**Exercise prompt:** Write out the following listing in full, exactly as it reads.

**Source data:**
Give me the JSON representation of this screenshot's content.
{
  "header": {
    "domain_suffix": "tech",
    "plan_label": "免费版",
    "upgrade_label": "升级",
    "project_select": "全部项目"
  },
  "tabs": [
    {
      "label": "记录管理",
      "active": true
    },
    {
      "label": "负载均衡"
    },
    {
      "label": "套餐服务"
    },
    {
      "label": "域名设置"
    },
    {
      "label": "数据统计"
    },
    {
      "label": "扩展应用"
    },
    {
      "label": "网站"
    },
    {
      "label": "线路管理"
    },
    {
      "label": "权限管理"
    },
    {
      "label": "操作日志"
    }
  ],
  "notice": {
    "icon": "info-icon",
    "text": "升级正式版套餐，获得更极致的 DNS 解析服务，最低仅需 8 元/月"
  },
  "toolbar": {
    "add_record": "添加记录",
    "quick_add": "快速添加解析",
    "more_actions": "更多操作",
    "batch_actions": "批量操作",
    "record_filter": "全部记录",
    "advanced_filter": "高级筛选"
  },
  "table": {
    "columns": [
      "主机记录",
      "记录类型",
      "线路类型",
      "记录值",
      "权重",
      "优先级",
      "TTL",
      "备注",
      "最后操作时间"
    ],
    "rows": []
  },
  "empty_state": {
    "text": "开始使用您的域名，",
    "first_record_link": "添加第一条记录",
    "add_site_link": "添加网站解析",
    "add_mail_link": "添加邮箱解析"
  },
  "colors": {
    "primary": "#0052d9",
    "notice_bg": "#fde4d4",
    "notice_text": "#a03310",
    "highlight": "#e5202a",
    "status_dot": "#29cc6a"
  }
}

**Answer box:**
Give me the JSON representation of this screenshot's content.
{
  "header": {
    "domain_suffix": "tech",
    "plan_label": "免费版",
    "upgrade_label": "升级",
    "project_select": "全部项目"
  },
  "tabs": [
    {
      "label": "记录管理",
      "active": true
    },
    {
      "label": "负载均衡"
    },
    {
      "label": "套餐服务"
    },
    {
      "label": "域名设置"
    },
    {
      "label": "数据统计"
    },
    {
      "label": "扩展应用"
    },
    {
      "label": "网站"
    },
    {
      "label": "线路管理"
    },
    {
      "label": "权限管理"
    },
    {
      "label": "操作日志"
    }
  ],
  "notice": {
    "icon": "info-icon",
    "text": "升级正式版套餐，获得更极致的 DNS 解析服务，最低仅需 8 元/月"
  },
  "toolbar": {
    "add_record": "添加记录",
    "quick_add": "快速添加解析",
    "more_actions": "更多操作",
    "batch_actions": "批量操作",
    "record_filter": "全部记录",
    "advanced_filter": "高级筛选"
  },
  "table": {
    "columns": [
      "主机记录",
      "记录类型",
      "线路类型",
      "记录值",
      "权重",
      "优先级",
      "TTL",
      "备注",
      "最后操作时间"
    ],
    "rows": []
  },
  "empty_state": {
    "text": "开始使用您的域名，",
    "first_record_link": "添加第一条记录",
    "add_site_link": "添加网站解析",
    "add_mail_link": "添加邮箱解析"
  },
  "colors": {
    "primary": "#0052d9",
    "notice_bg": "#fde4d4",
    "notice_text": "#a03310",
    "highlight": "#e5202a",
    "status_dot": "#29cc6a"
  }
}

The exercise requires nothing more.